WHAT IS EXPECTED:
Word for word, give the entries back.

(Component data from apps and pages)
"""

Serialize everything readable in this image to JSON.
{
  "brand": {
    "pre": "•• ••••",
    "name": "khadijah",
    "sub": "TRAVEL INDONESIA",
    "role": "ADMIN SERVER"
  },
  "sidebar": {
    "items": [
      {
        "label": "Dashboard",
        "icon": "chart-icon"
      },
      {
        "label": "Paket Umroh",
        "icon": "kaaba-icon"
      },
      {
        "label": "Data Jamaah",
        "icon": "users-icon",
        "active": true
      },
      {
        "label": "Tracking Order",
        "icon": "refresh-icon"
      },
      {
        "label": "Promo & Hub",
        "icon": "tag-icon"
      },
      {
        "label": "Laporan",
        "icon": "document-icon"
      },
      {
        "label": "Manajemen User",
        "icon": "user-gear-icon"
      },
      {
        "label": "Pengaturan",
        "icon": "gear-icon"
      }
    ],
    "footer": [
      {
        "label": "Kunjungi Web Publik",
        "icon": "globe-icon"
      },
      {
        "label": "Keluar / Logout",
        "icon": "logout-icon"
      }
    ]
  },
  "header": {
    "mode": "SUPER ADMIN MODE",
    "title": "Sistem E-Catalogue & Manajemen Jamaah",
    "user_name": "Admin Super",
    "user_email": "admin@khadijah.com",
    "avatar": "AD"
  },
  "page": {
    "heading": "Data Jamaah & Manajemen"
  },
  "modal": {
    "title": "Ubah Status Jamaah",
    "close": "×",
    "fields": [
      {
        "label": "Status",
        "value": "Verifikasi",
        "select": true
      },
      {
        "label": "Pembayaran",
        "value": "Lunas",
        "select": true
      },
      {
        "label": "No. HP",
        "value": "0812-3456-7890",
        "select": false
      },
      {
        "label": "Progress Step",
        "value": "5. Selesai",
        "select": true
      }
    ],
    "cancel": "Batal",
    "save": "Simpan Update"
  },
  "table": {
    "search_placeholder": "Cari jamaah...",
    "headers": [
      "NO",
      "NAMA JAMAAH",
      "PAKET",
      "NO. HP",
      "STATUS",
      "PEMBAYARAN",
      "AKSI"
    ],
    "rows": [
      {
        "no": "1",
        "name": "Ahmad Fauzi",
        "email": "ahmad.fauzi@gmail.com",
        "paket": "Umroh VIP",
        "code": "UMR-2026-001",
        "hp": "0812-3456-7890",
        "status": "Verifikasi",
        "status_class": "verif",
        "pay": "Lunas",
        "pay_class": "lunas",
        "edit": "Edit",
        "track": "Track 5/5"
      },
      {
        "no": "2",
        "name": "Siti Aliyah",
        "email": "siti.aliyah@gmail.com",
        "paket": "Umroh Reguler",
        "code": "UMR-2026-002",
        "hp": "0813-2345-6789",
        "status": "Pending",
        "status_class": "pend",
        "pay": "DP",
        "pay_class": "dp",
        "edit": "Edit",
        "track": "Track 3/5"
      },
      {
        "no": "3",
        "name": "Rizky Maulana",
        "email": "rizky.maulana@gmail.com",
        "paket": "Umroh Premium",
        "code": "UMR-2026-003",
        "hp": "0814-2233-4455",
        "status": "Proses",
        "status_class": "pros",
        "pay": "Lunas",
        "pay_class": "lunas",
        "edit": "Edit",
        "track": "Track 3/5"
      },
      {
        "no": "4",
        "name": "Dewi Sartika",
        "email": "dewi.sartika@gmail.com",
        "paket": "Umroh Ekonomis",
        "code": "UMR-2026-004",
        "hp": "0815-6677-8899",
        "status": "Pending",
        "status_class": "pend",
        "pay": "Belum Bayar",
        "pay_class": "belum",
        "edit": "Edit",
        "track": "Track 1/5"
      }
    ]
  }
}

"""

YOUR SOLUTION:
Serialize everything readable in this image to JSON.
{
  "brand": {
    "pre": "•• ••••",
    "name": "khadijah",
    "sub": "TRAVEL INDONESIA",
    "role": "ADMIN SERVER"
  },
  "sidebar": {
    "items": [
      {
        "label": "Dashboard",
        "icon": "chart-icon"
      },
      {
        "label": "Paket Umroh",
        "icon": "kaaba-icon"
      },
      {
        "label": "Data Jamaah",
        "icon": "users-icon",
        "active": true
      },
      {
        "label": "Tracking Order",
        "icon": "refresh-icon"
      },
      {
        "label": "Promo & Hub",
        "icon": "tag-icon"
      },
      {
        "label": "Laporan",
        "icon": "document-icon"
      },
      {
        "label": "Manajemen User",
        "icon": "user-gear-icon"
      },
      {
        "label": "Pengaturan",
        "icon": "gear-icon"
      }
    ],
    "footer": [
      {
        "label": "Kunjungi Web Publik",
        "icon": "globe-icon"
      },
      {
        "label": "Keluar / Logout",
        "icon": "logout-icon"
      }
    ]
  },
  "header": {
    "mode": "SUPER ADMIN MODE",
    "title": "Sistem E-Catalogue & Manajemen Jamaah",
    "user_name": "Admin Super",
    "user_email": "admin@khadijah.com",
    "avatar": "AD"
  },
  "page": {
    "heading": "Data Jamaah & Manajemen"
  },
  "modal": {
    "title": "Ubah Status Jamaah",
    "close": "×",
    "fields": [
      {
        "label": "Status",
        "value": "Verifikasi",
        "select": true
      },
      {
        "label": "Pembayaran",
        "value": "Lunas",
        "select": true
      },
      {
        "label": "No. HP",
        "value": "0812-3456-7890",
        "select": false
      },
      {
        "label": "Progress Step",
        "value": "5. Selesai",
        "select": true
      }
    ],
    "cancel": "Batal",
    "save": "Simpan Update"
  },
  "table": {
    "search_placeholder": "Cari jamaah...",
    "headers": [
      "NO",
      "NAMA JAMAAH",
      "PAKET",
      "NO. HP",
      "STATUS",
      "PEMBAYARAN",
      "AKSI"
    ],
    "rows": [
      {
        "no": "1",
        "name": "Ahmad Fauzi",
        "email": "ahmad.fauzi@gmail.com",
        "paket": "Umroh VIP",
        "code": "UMR-2026-001",
        "hp": "0812-3456-7890",
        "status": "Verifikasi",
        "status_class": "verif",
        "pay": "Lunas",
        "pay_class": "lunas",
        "edit": "Edit",
        "track": "Track 5/5"
      },
      {
        "no": "2",
        "name": "Siti Aliyah",
        "email": "siti.aliyah@gmail.com",
        "paket": "Umroh Reguler",
        "code": "UMR-2026-002",
        "hp": "0813-2345-6789",
        "status": "Pending",
        "status_class": "pend",
        "pay": "DP",
        "pay_class": "dp",
        "edit": "Edit",
        "track": "Track 3/5"
      },
      {
        "no": "3",
        "name": "Rizky Maulana",
        "email": "rizky.maulana@gmail.com",
        "paket": "Umroh Premium",
        "code": "UMR-2026-003",
        "hp": "0814-2233-4455",
        "status": "Proses",
        "status_class": "pros",
        "pay": "Lunas",
        "pay_class": "lunas",
        "edit": "Edit",
        "track": "Track 3/5"
      },
      {
        "no": "4",
        "name": "Dewi Sartika",
        "email": "dewi.sartika@gmail.com",
        "paket": "Umroh Ekonomis",
        "code": "UMR-2026-004",
        "hp": "0815-6677-8899",
        "status": "Pending",
        "status_class": "pend",
        "pay": "Belum Bayar",
        "pay_class": "belum",
        "edit": "Edit",
        "track": "Track 1/5"
      }
    ]
  }
}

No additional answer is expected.